Dataset rows for apps and sites:
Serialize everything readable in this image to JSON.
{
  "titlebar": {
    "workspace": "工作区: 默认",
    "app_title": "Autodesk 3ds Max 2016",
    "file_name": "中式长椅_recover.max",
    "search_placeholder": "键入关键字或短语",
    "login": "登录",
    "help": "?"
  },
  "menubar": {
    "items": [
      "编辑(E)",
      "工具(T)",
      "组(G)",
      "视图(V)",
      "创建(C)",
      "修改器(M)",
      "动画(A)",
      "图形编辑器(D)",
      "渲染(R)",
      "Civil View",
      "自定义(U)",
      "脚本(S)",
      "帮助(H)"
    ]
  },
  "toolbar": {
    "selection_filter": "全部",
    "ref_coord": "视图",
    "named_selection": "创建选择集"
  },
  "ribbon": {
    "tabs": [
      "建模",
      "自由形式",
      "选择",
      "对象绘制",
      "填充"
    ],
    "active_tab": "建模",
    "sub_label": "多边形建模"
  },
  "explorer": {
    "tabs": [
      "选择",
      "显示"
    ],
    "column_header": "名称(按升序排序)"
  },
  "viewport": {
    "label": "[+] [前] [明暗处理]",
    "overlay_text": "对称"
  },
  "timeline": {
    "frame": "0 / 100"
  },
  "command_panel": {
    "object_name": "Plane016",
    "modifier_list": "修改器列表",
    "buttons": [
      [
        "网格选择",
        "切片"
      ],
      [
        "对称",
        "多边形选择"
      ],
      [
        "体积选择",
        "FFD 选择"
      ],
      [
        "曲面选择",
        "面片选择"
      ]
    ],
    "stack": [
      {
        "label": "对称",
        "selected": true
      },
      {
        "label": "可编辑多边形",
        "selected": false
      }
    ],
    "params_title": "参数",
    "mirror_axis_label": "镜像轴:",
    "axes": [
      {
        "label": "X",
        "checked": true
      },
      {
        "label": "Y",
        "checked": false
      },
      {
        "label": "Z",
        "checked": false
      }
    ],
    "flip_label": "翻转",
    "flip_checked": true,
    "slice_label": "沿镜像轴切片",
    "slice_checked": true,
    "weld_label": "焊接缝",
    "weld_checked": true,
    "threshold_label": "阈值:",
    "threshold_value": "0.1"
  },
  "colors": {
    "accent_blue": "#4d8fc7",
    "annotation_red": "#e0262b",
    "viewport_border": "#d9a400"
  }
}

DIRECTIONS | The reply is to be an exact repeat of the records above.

RESULT FOR THIS TASK |
Serialize everything readable in this image to JSON.
{
  "titlebar": {
    "workspace": "工作区: 默认",
    "app_title": "Autodesk 3ds Max 2016",
    "file_name": "中式长椅_recover.max",
    "search_placeholder": "键入关键字或短语",
    "login": "登录",
    "help": "?"
  },
  "menubar": {
    "items": [
      "编辑(E)",
      "工具(T)",
      "组(G)",
      "视图(V)",
      "创建(C)",
      "修改器(M)",
      "动画(A)",
      "图形编辑器(D)",
      "渲染(R)",
      "Civil View",
      "自定义(U)",
      "脚本(S)",
      "帮助(H)"
    ]
  },
  "toolbar": {
    "selection_filter": "全部",
    "ref_coord": "视图",
    "named_selection": "创建选择集"
  },
  "ribbon": {
    "tabs": [
      "建模",
      "自由形式",
      "选择",
      "对象绘制",
      "填充"
    ],
    "active_tab": "建模",
    "sub_label": "多边形建模"
  },
  "explorer": {
    "tabs": [
      "选择",
      "显示"
    ],
    "column_header": "名称(按升序排序)"
  },
  "viewport": {
    "label": "[+] [前] [明暗处理]",
    "overlay_text": "对称"
  },
  "timeline": {
    "frame": "0 / 100"
  },
  "command_panel": {
    "object_name": "Plane016",
    "modifier_list": "修改器列表",
    "buttons": [
      [
        "网格选择",
        "切片"
      ],
      [
        "对称",
        "多边形选择"
      ],
      [
        "体积选择",
        "FFD 选择"
      ],
      [
        "曲面选择",
        "面片选择"
      ]
    ],
    "stack": [
      {
        "label": "对称",
        "selected": true
      },
      {
        "label": "可编辑多边形",
        "selected": false
      }
    ],
    "params_title": "参数",
    "mirror_axis_label": "镜像轴:",
    "axes": [
      {
        "label": "X",
        "checked": true
      },
      {
        "label": "Y",
        "checked": false
      },
      {
        "label": "Z",
        "checked": false
      }
    ],
    "flip_label": "翻转",
    "flip_checked": true,
    "slice_label": "沿镜像轴切片",
    "slice_checked": true,
    "weld_label": "焊接缝",
    "weld_checked": true,
    "threshold_label": "阈值:",
    "threshold_value": "0.1"
  },
  "colors": {
    "accent_blue": "#4d8fc7",
    "annotation_red": "#e0262b",
    "viewport_border": "#d9a400"
  }
}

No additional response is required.